[Material to process Boundary: Start]

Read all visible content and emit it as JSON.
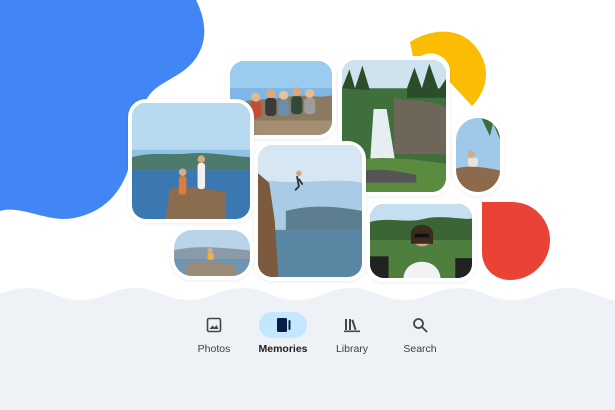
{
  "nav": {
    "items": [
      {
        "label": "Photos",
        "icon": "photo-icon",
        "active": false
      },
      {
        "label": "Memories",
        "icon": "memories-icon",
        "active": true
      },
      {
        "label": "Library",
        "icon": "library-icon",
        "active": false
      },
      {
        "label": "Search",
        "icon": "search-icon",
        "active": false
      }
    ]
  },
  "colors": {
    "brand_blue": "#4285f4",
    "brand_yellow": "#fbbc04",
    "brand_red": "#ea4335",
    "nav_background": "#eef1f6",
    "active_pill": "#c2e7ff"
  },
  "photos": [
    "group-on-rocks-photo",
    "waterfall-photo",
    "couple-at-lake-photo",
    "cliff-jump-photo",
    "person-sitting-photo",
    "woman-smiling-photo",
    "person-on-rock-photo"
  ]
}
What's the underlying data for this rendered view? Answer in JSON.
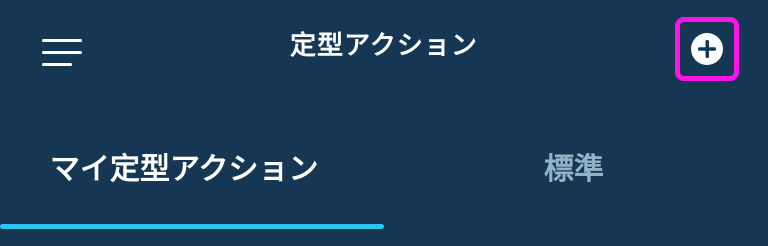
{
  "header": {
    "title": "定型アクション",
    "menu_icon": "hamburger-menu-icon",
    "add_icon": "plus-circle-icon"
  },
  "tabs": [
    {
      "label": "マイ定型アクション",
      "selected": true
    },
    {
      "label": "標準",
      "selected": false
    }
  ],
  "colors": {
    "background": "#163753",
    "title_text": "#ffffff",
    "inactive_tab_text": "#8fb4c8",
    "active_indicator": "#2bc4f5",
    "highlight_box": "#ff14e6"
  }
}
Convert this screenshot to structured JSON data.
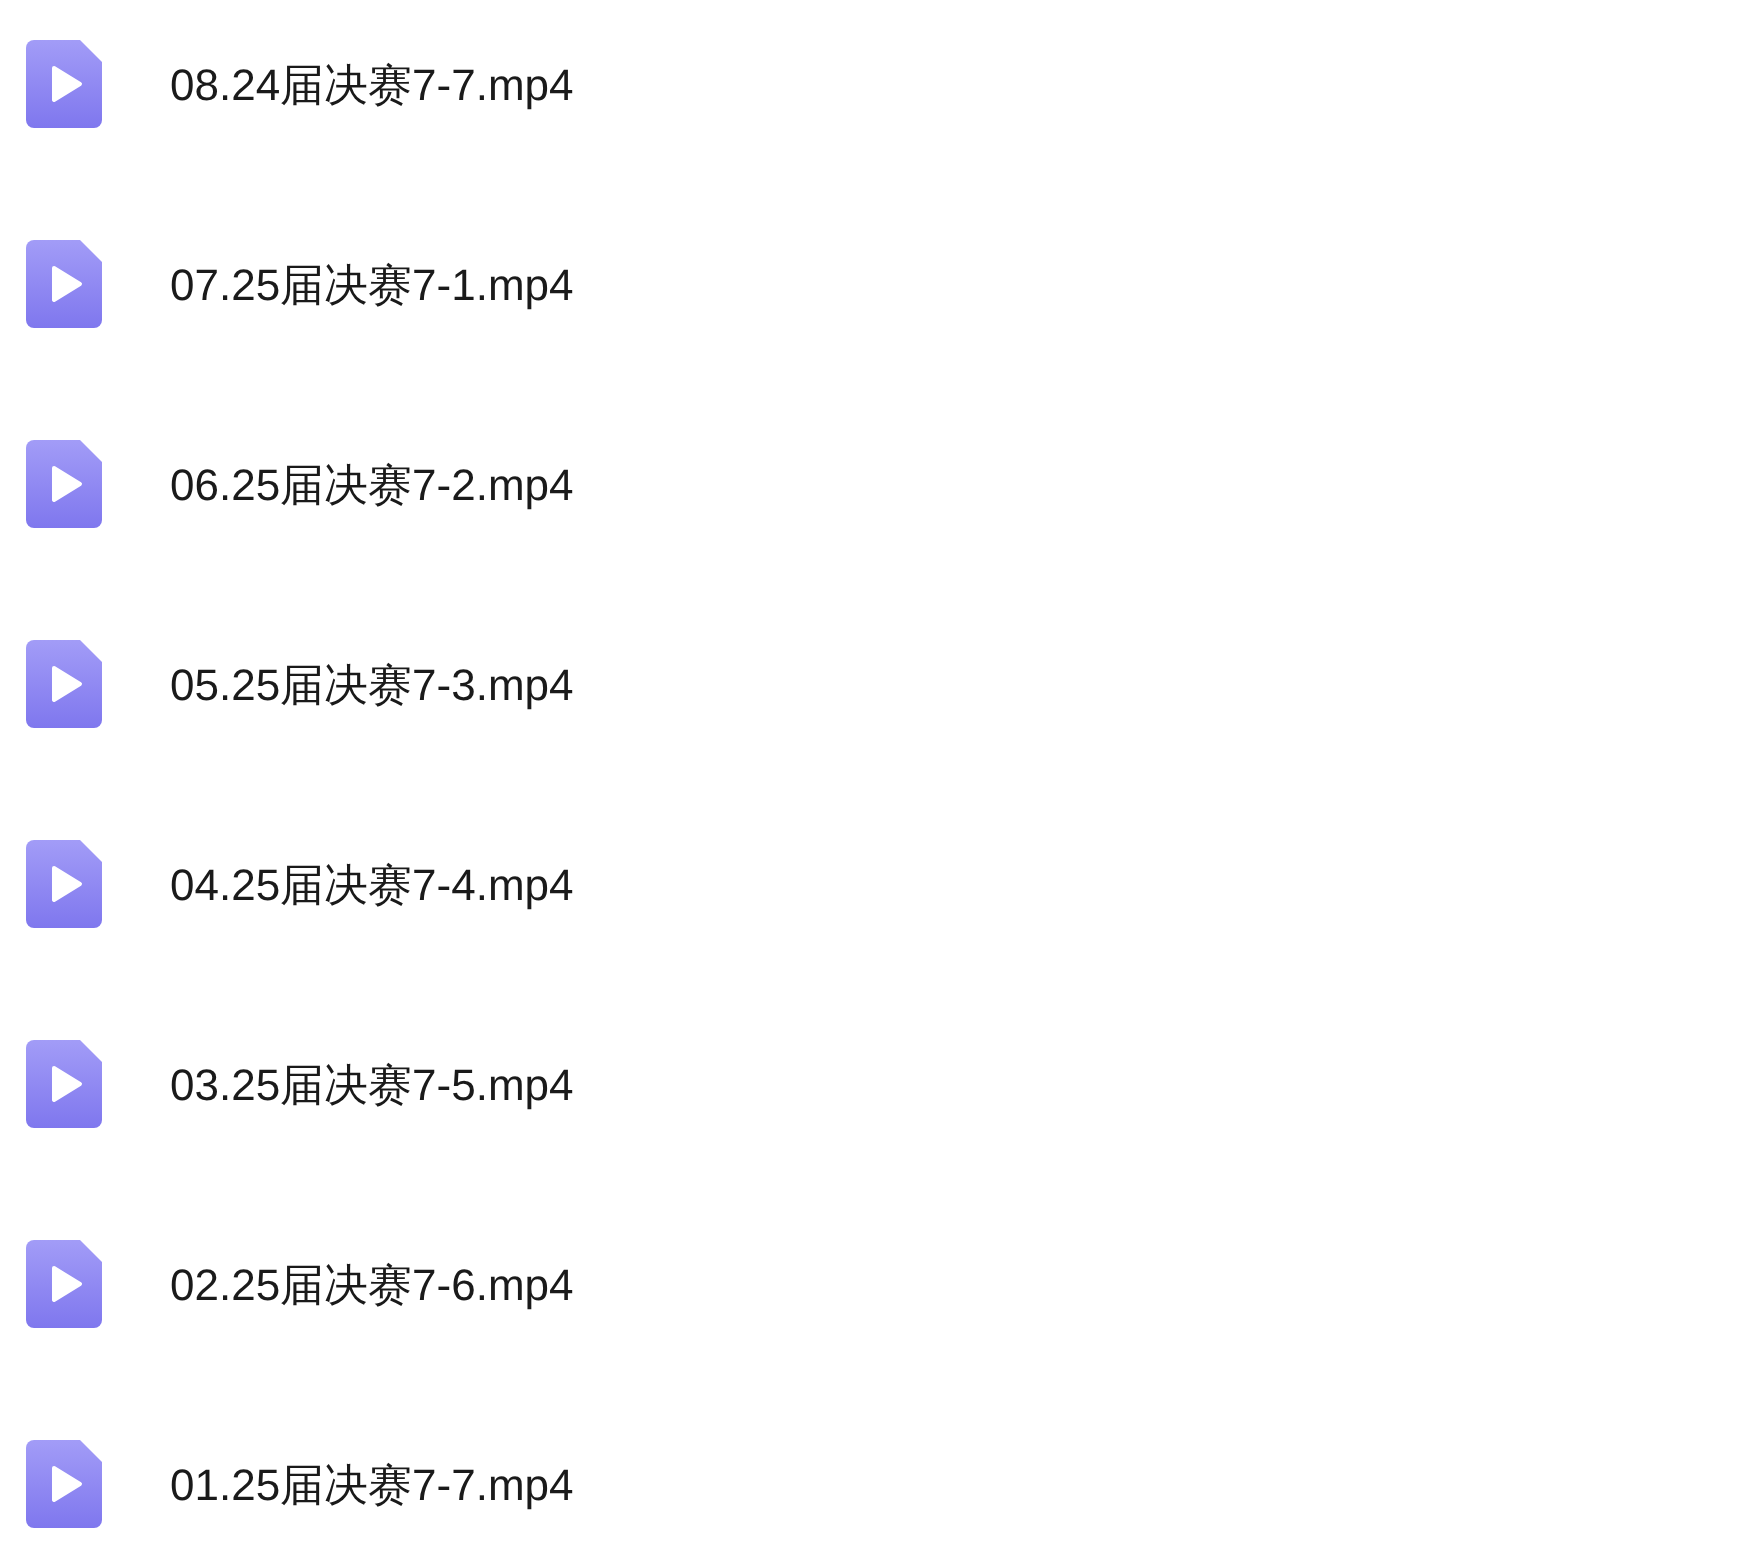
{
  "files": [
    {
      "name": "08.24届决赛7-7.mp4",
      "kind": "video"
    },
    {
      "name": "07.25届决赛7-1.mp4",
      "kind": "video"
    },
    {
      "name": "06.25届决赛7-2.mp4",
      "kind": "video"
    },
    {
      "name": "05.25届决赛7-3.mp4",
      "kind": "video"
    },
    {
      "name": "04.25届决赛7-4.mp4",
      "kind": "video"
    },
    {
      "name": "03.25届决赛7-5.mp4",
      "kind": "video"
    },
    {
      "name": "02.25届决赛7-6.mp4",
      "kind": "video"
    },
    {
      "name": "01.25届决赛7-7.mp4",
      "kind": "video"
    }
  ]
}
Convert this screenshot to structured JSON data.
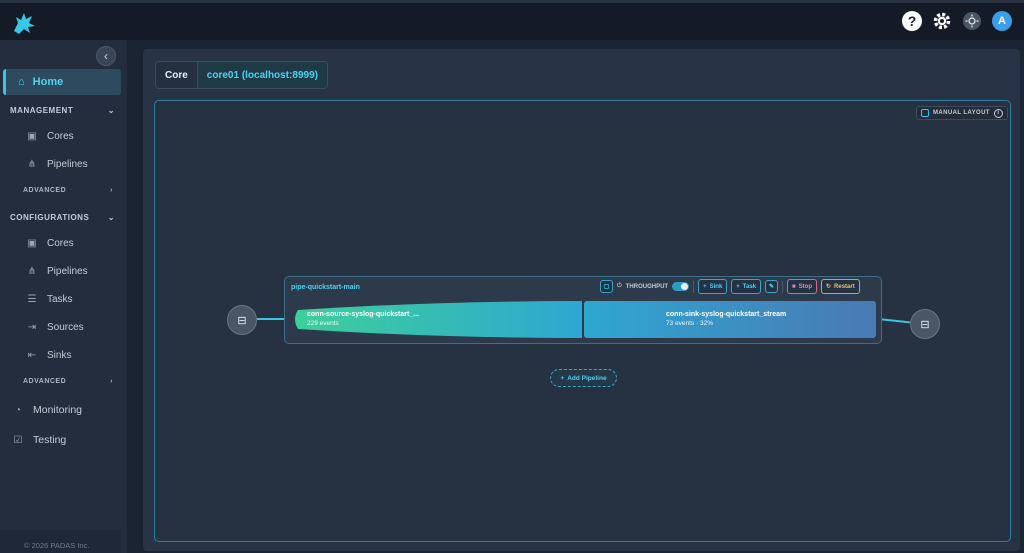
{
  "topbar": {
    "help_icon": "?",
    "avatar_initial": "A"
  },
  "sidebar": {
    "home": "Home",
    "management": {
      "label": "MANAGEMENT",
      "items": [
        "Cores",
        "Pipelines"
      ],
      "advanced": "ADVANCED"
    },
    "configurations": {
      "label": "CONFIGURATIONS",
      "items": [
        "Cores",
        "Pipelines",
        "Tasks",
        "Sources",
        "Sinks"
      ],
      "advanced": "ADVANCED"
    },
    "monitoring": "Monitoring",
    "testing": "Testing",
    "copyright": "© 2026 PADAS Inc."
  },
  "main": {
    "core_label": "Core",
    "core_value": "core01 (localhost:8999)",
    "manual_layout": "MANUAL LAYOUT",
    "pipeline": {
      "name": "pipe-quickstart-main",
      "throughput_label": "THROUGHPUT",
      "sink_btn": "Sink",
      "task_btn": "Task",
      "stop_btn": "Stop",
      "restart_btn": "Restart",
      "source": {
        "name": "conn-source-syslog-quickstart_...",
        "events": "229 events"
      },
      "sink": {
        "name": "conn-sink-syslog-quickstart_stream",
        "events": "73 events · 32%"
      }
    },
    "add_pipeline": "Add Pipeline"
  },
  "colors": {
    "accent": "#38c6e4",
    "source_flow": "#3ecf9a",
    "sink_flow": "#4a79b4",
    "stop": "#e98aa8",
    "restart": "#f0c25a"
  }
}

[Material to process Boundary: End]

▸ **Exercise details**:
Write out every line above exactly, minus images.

▸ **Expected answer**:
Read all visible content and emit it as JSON.
{
  "nav": {
    "items": [
      {
        "label": "Photos",
        "icon": "photo-icon",
        "active": false
      },
      {
        "label": "Memories",
        "icon": "memories-icon",
        "active": true
      },
      {
        "label": "Library",
        "icon": "library-icon",
        "active": false
      },
      {
        "label": "Search",
        "icon": "search-icon",
        "active": false
      }
    ]
  },
  "colors": {
    "brand_blue": "#4285f4",
    "brand_yellow": "#fbbc04",
    "brand_red": "#ea4335",
    "nav_background": "#eef1f6",
    "active_pill": "#c2e7ff"
  },
  "photos": [
    "group-on-rocks-photo",
    "waterfall-photo",
    "couple-at-lake-photo",
    "cliff-jump-photo",
    "person-sitting-photo",
    "woman-smiling-photo",
    "person-on-rock-photo"
  ]
}
What's the underlying data for this rendered view? Answer in JSON.
{
  "header": {
    "title": "定型アクション",
    "menu_icon": "hamburger-menu-icon",
    "add_icon": "plus-circle-icon"
  },
  "tabs": [
    {
      "label": "マイ定型アクション",
      "selected": true
    },
    {
      "label": "標準",
      "selected": false
    }
  ],
  "colors": {
    "background": "#163753",
    "title_text": "#ffffff",
    "inactive_tab_text": "#8fb4c8",
    "active_indicator": "#2bc4f5",
    "highlight_box": "#ff14e6"
  }
}
Convert this screenshot to structured JSON data.
{
  "files": [
    {
      "name": "08.24届决赛7-7.mp4",
      "kind": "video"
    },
    {
      "name": "07.25届决赛7-1.mp4",
      "kind": "video"
    },
    {
      "name": "06.25届决赛7-2.mp4",
      "kind": "video"
    },
    {
      "name": "05.25届决赛7-3.mp4",
      "kind": "video"
    },
    {
      "name": "04.25届决赛7-4.mp4",
      "kind": "video"
    },
    {
      "name": "03.25届决赛7-5.mp4",
      "kind": "video"
    },
    {
      "name": "02.25届决赛7-6.mp4",
      "kind": "video"
    },
    {
      "name": "01.25届决赛7-7.mp4",
      "kind": "video"
    }
  ]
}
Convert this screenshot to structured JSON data.
{
  "topbar": {
    "help_icon": "?",
    "avatar_initial": "A"
  },
  "sidebar": {
    "home": "Home",
    "management": {
      "label": "MANAGEMENT",
      "items": [
        "Cores",
        "Pipelines"
      ],
      "advanced": "ADVANCED"
    },
    "configurations": {
      "label": "CONFIGURATIONS",
      "items": [
        "Cores",
        "Pipelines",
        "Tasks",
        "Sources",
        "Sinks"
      ],
      "advanced": "ADVANCED"
    },
    "monitoring": "Monitoring",
    "testing": "Testing",
    "copyright": "© 2026 PADAS Inc."
  },
  "main": {
    "core_label": "Core",
    "core_value": "core01 (localhost:8999)",
    "manual_layout": "MANUAL LAYOUT",
    "pipeline": {
      "name": "pipe-quickstart-main",
      "throughput_label": "THROUGHPUT",
      "sink_btn": "Sink",
      "task_btn": "Task",
      "stop_btn": "Stop",
      "restart_btn": "Restart",
      "source": {
        "name": "conn-source-syslog-quickstart_...",
        "events": "229 events"
      },
      "sink": {
        "name": "conn-sink-syslog-quickstart_stream",
        "events": "73 events · 32%"
      }
    },
    "add_pipeline": "Add Pipeline"
  },
  "colors": {
    "accent": "#38c6e4",
    "source_flow": "#3ecf9a",
    "sink_flow": "#4a79b4",
    "stop": "#e98aa8",
    "restart": "#f0c25a"
  }
}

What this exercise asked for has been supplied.